Allowing people to check on their neighbours' energy bills could help them cut as much as £70 from their annual gas and electricity costs, a report has suggested.
Evidence from the UK and abroad shows that households reduce their energy use when their bills are compared with more energy efficient neighbours, in a classic case of "keeping up with the Joneses".
A report by Policy Exchange said the Government's new energy efficiency subsidy, the Energy Company Obligation, which levies money from people's energy bills to support measures such as insulation, should be extended to schemes influencing behaviour.
Eligible schemes could involve home energy visits that show people where they are wasting energy, better leaflets on how to cut bills and comparisons of energy use.
The centre right think tank said energy companies could allow households to anonymously join the scheme, which would let them compare their bills with people living in similar sized properties.
A trial in Camden, London, helped people reduce their bills by 6% through a combination of comparing bills and energy efficiency advice at a cost of just £3 per household. With an average household dual fuel bill of £1,260, this could lead to savings of more than £70.
Schemes in the United States have seen an average reduction of 2% by sending bills to households which compare their costs with an energy efficient neighbour.
Guy Newey, the report's author, said: "Helping people to cut their rising energy bills and avoid wasting energy is one of the most important things the Government can do.
"Smart meters have the potential to help change the way we use energy in the home. But they won't change habits on their own.
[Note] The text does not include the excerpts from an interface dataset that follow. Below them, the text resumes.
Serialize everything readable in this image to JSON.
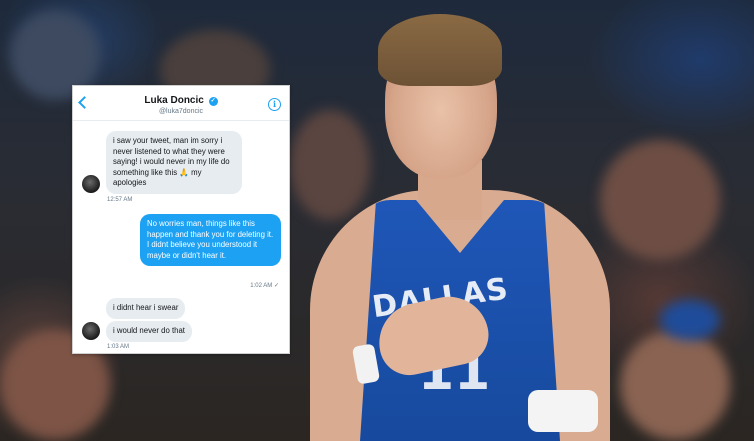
{
  "chat": {
    "header": {
      "name": "Luka Doncic",
      "handle": "@luka7doncic"
    },
    "messages": [
      {
        "direction": "incoming",
        "text": "i saw your tweet, man im sorry i never listened to what they were saying! i would never in my life do something like this 🙏 my apologies"
      },
      {
        "direction": "incoming-time",
        "text": "12:57 AM"
      },
      {
        "direction": "outgoing",
        "text": "No worries man, things like this happen and thank you for deleting it. I didnt believe you understood it maybe or didn't hear it."
      },
      {
        "direction": "outgoing-time",
        "text": "1:02 AM ✓"
      },
      {
        "direction": "incoming",
        "text": "i didnt hear i swear"
      },
      {
        "direction": "incoming",
        "text": "i would never do that"
      },
      {
        "direction": "incoming-time",
        "text": "1:03 AM"
      }
    ]
  },
  "photo": {
    "jersey_text": "DALLAS",
    "jersey_number": "11"
  },
  "colors": {
    "accent": "#1da1f2",
    "incoming_bubble": "#e6ecf0",
    "jersey_blue": "#1f57b8"
  },
  "icons": {
    "back": "chevron-left-icon",
    "verified": "verified-badge-icon",
    "info": "info-icon"
  }
}
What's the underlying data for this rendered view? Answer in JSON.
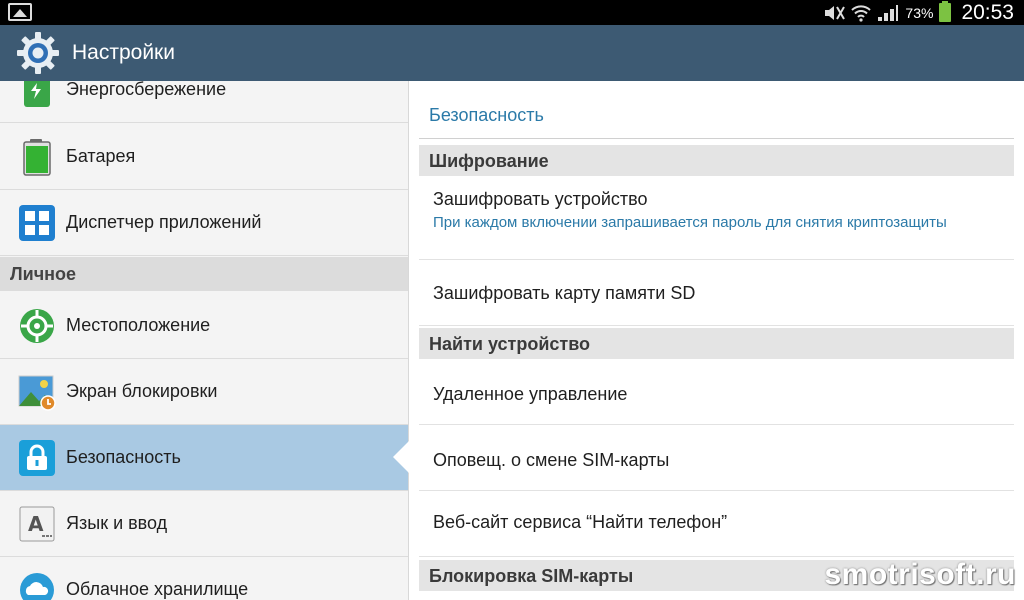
{
  "status_bar": {
    "battery_percent": "73%",
    "time": "20:53"
  },
  "action_bar": {
    "title": "Настройки",
    "icon": "settings-gear-icon"
  },
  "left_panel": {
    "items": [
      {
        "label": "Энергосбережение",
        "icon": "power-saving-icon"
      },
      {
        "label": "Батарея",
        "icon": "battery-icon"
      },
      {
        "label": "Диспетчер приложений",
        "icon": "application-manager-icon"
      }
    ],
    "header_personal": "Личное",
    "personal_items": [
      {
        "label": "Местоположение",
        "icon": "location-icon"
      },
      {
        "label": "Экран блокировки",
        "icon": "lock-screen-icon"
      },
      {
        "label": "Безопасность",
        "icon": "security-lock-icon",
        "selected": true
      },
      {
        "label": "Язык и ввод",
        "icon": "language-input-icon"
      },
      {
        "label": "Облачное хранилище",
        "icon": "cloud-storage-icon"
      }
    ]
  },
  "right_panel": {
    "title": "Безопасность",
    "sections": [
      {
        "header": "Шифрование",
        "rows": [
          {
            "title": "Зашифровать устройство",
            "subtitle": "При каждом включении запрашивается пароль для снятия криптозащиты"
          },
          {
            "title": "Зашифровать карту памяти SD"
          }
        ]
      },
      {
        "header": "Найти устройство",
        "rows": [
          {
            "title": "Удаленное управление"
          },
          {
            "title": "Оповещ. о смене SIM-карты"
          },
          {
            "title": "Веб-сайт сервиса “Найти телефон”"
          }
        ]
      },
      {
        "header": "Блокировка SIM-карты",
        "rows": []
      }
    ]
  },
  "watermark": "smotrisoft.ru",
  "colors": {
    "action_bar": "#3d5a73",
    "selected_item": "#a9c9e3",
    "accent_text": "#2b7aa8",
    "battery": "#7cc242"
  }
}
"Households need support to understand where they can make savings. If you find out your neighbour is paying £50 month less for their energy, you're much more likely to do something about reducing your own energy use."